> **PROBLEM TO SOLVE**
Where the line containing "Convert this screenshot" appears in the entries below, start there and print only that line and every line after it, exactly, through the end, excluding pictures.

> **Records from a data collection**
=======

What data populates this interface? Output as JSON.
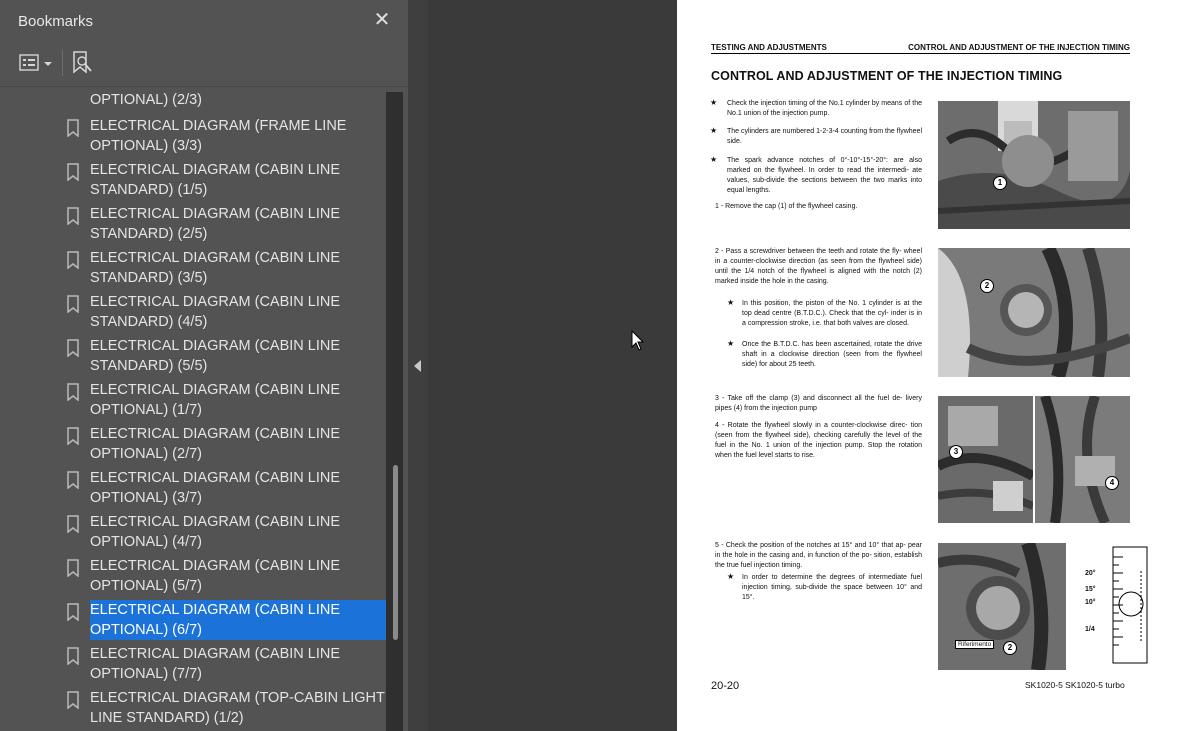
{
  "panel": {
    "title": "Bookmarks",
    "close_icon": "close-icon",
    "options_icon": "bookmark-options-icon",
    "add_icon": "new-bookmark-icon"
  },
  "bookmarks": [
    {
      "label": "OPTIONAL) (2/3)",
      "selected": false,
      "icon": false
    },
    {
      "label": "ELECTRICAL DIAGRAM (FRAME LINE OPTIONAL) (3/3)",
      "selected": false,
      "icon": true
    },
    {
      "label": "ELECTRICAL DIAGRAM (CABIN LINE STANDARD) (1/5)",
      "selected": false,
      "icon": true
    },
    {
      "label": "ELECTRICAL DIAGRAM (CABIN LINE STANDARD) (2/5)",
      "selected": false,
      "icon": true
    },
    {
      "label": "ELECTRICAL DIAGRAM (CABIN LINE STANDARD) (3/5)",
      "selected": false,
      "icon": true
    },
    {
      "label": "ELECTRICAL DIAGRAM (CABIN LINE STANDARD) (4/5)",
      "selected": false,
      "icon": true
    },
    {
      "label": "ELECTRICAL DIAGRAM (CABIN LINE STANDARD) (5/5)",
      "selected": false,
      "icon": true
    },
    {
      "label": "ELECTRICAL DIAGRAM (CABIN LINE OPTIONAL) (1/7)",
      "selected": false,
      "icon": true
    },
    {
      "label": "ELECTRICAL DIAGRAM (CABIN LINE OPTIONAL) (2/7)",
      "selected": false,
      "icon": true
    },
    {
      "label": "ELECTRICAL DIAGRAM (CABIN LINE OPTIONAL) (3/7)",
      "selected": false,
      "icon": true
    },
    {
      "label": "ELECTRICAL DIAGRAM (CABIN LINE OPTIONAL) (4/7)",
      "selected": false,
      "icon": true
    },
    {
      "label": "ELECTRICAL DIAGRAM (CABIN LINE OPTIONAL) (5/7)",
      "selected": false,
      "icon": true
    },
    {
      "label": "ELECTRICAL DIAGRAM (CABIN LINE OPTIONAL) (6/7)",
      "selected": true,
      "icon": true
    },
    {
      "label": "ELECTRICAL DIAGRAM (CABIN LINE OPTIONAL) (7/7)",
      "selected": false,
      "icon": true
    },
    {
      "label": "ELECTRICAL DIAGRAM (TOP-CABIN LIGHT LINE STANDARD) (1/2)",
      "selected": false,
      "icon": true
    }
  ],
  "page": {
    "header_left": "TESTING AND ADJUSTMENTS",
    "header_right": "CONTROL AND ADJUSTMENT OF THE INJECTION TIMING",
    "title": "CONTROL AND ADJUSTMENT OF THE INJECTION TIMING",
    "notes": [
      "Check the injection timing of the No.1 cylinder by means of the No.1 union of the injection pump.",
      "The cylinders are numbered 1-2-3-4 counting from the flywheel side.",
      "The spark advance notches of 0°-10°-15°-20°: are also marked on the flywheel. In order to read the intermedi- ate values, sub-divide the sections between the two marks into equal lengths."
    ],
    "step1": "1 - Remove the cap (1) of the flywheel casing.",
    "step2": "2 - Pass a screwdriver between the teeth and rotate the fly- wheel in a counter-clockwise direction (as seen from the flywheel side) until the 1/4 notch of the flywheel is aligned with the notch (2) marked inside the hole in the casing.",
    "step2_note1": "In this position, the piston of the No. 1 cylinder is at the top dead centre (B.T.D.C.). Check that the cyl- inder is in a compression stroke, i.e. that both valves are closed.",
    "step2_note2": "Once the B.T.D.C. has been ascertained, rotate the drive shaft in a clockwise direction (seen from the flywheel side) for about 25 teeth.",
    "step3": "3 - Take off the clamp (3) and disconnect all the fuel de- livery pipes (4) from the injection pump",
    "step4": "4 - Rotate the flywheel slowly in a counter-clockwise direc- tion (seen from the flywheel side), checking carefully the level of the fuel in the No. 1 union of the injection pump. Stop the rotation when the fuel level starts to rise.",
    "step5": "5 - Check the position of the notches at 15° and 10° that ap- pear in the hole in the casing and, in function of the po- sition, establish the true fuel injection timing.",
    "step5_note": "In order to determine the degrees of intermediate fuel injection timing, sub-divide the space between 10° and 15°.",
    "callouts": [
      "1",
      "2",
      "3",
      "4",
      "2"
    ],
    "riferimento": "Riferimento",
    "scale_labels": [
      "20°",
      "15°",
      "10°",
      "1/4"
    ],
    "footer_left": "20-20",
    "footer_right": "SK1020-5  SK1020-5 turbo",
    "star": "★"
  }
}
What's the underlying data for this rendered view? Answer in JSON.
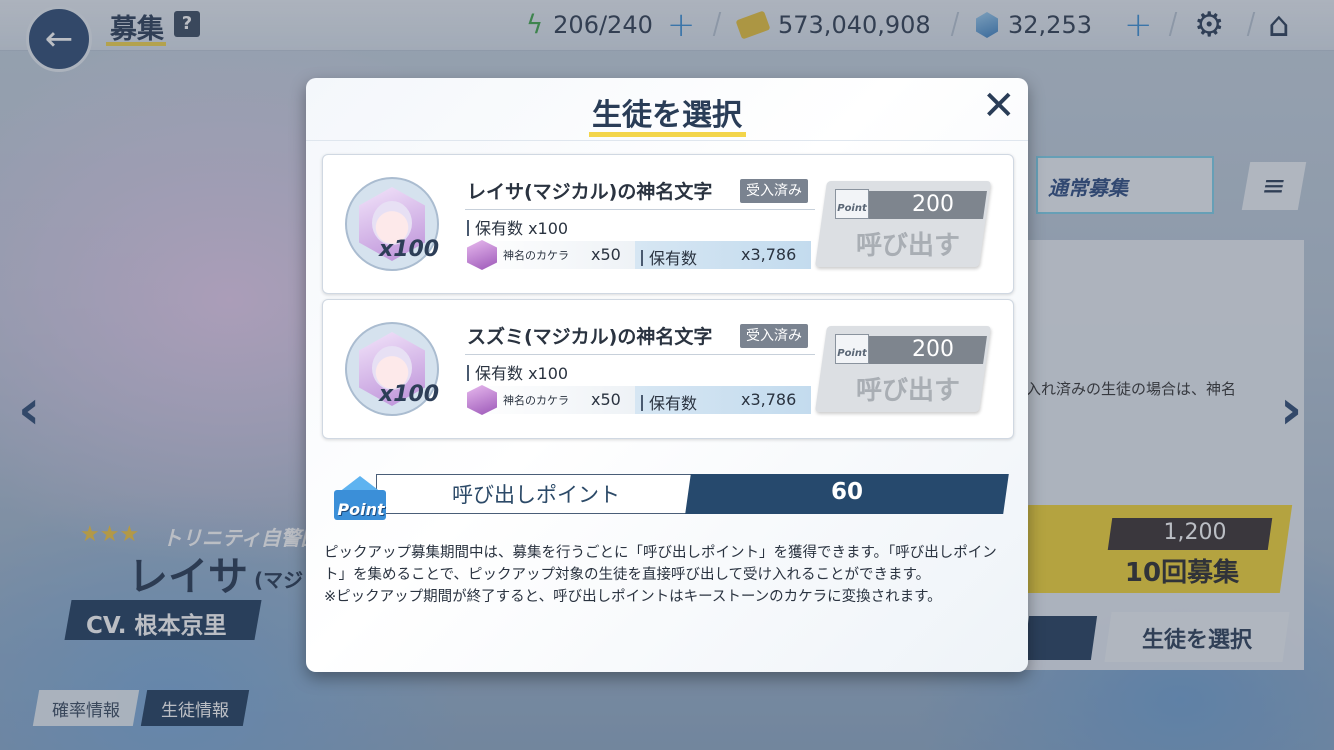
{
  "topbar": {
    "title": "募集",
    "help": "?",
    "ap": "206/240",
    "credits": "573,040,908",
    "pyroxene": "32,253",
    "plus": "+"
  },
  "background": {
    "tab_normal": "通常募集",
    "desc_fragment": "入れ済みの生徒の場合は、神名",
    "pull10_cost": "1,200",
    "pull10_label": "10回募集",
    "pull10_badge": "10",
    "select_student": "生徒を選択",
    "stars": "★★★",
    "school": "トリニティ自警団",
    "char_name": "レイサ",
    "char_name_sub": "(マジ",
    "cv": "CV. 根本京里",
    "tab_prob": "確率情報",
    "tab_info": "生徒情報"
  },
  "modal": {
    "title": "生徒を選択",
    "close_icon": "close-icon",
    "items": [
      {
        "name": "レイサ(マジカル)の神名文字",
        "badge": "受入済み",
        "owned": "保有数 x100",
        "qty_overlay": "x100",
        "material_name": "神名のカケラ",
        "material_qty": "x50",
        "held_label": "保有数",
        "held_value": "x3,786",
        "cost": "200",
        "call_label": "呼び出す"
      },
      {
        "name": "スズミ(マジカル)の神名文字",
        "badge": "受入済み",
        "owned": "保有数 x100",
        "qty_overlay": "x100",
        "material_name": "神名のカケラ",
        "material_qty": "x50",
        "held_label": "保有数",
        "held_value": "x3,786",
        "cost": "200",
        "call_label": "呼び出す"
      }
    ],
    "point_icon_text": "Point",
    "point_label": "呼び出しポイント",
    "point_value": "60",
    "description_1": "ピックアップ募集期間中は、募集を行うごとに「呼び出しポイント」を獲得できます。「呼び出しポイント」を集めることで、ピックアップ対象の生徒を直接呼び出して受け入れることができます。",
    "description_2": "※ピックアップ期間が終了すると、呼び出しポイントはキーストーンのカケラに変換されます。"
  },
  "colors": {
    "accent_yellow": "#f3d54a",
    "navy": "#26496d",
    "disabled_button": "#dcdfe3"
  }
}
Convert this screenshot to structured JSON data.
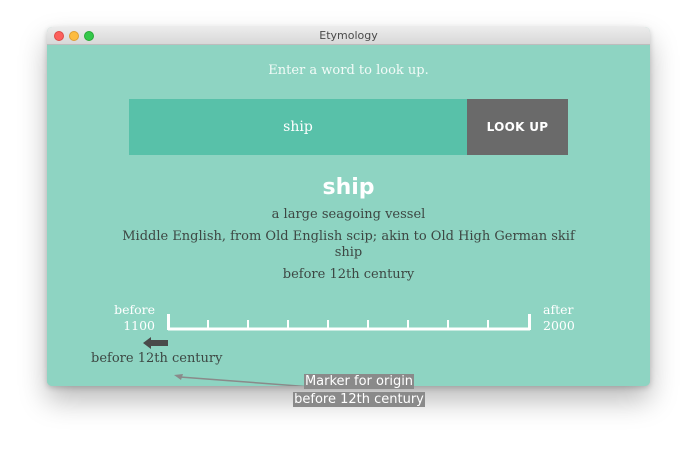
{
  "window": {
    "title": "Etymology"
  },
  "search": {
    "prompt": "Enter a word to look up.",
    "value": "ship",
    "button_label": "LOOK UP"
  },
  "result": {
    "word": "ship",
    "definition": "a large seagoing vessel",
    "etymology_line1": "Middle English, from Old English scip; akin to Old High German skif",
    "etymology_line2": "ship",
    "first_known_use": "before 12th century"
  },
  "timeline": {
    "start_label_top": "before",
    "start_label_bottom": "1100",
    "end_label_top": "after",
    "end_label_bottom": "2000",
    "marker_label": "before 12th century"
  },
  "tooltip": {
    "line1": "Marker for origin",
    "line2": "before 12th century"
  },
  "colors": {
    "background": "#8ed4c2",
    "input": "#58c1a9",
    "button": "#6a6a6a"
  }
}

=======

> **FINISHED TASK**
Convert this screenshot to structured JSON data.
{
  "window": {
    "title": "Etymology"
  },
  "search": {
    "prompt": "Enter a word to look up.",
    "value": "ship",
    "button_label": "LOOK UP"
  },
  "result": {
    "word": "ship",
    "definition": "a large seagoing vessel",
    "etymology_line1": "Middle English, from Old English scip; akin to Old High German skif",
    "etymology_line2": "ship",
    "first_known_use": "before 12th century"
  },
  "timeline": {
    "start_label_top": "before",
    "start_label_bottom": "1100",
    "end_label_top": "after",
    "end_label_bottom": "2000",
    "marker_label": "before 12th century"
  },
  "tooltip": {
    "line1": "Marker for origin",
    "line2": "before 12th century"
  },
  "colors": {
    "background": "#8ed4c2",
    "input": "#58c1a9",
    "button": "#6a6a6a"
  }
}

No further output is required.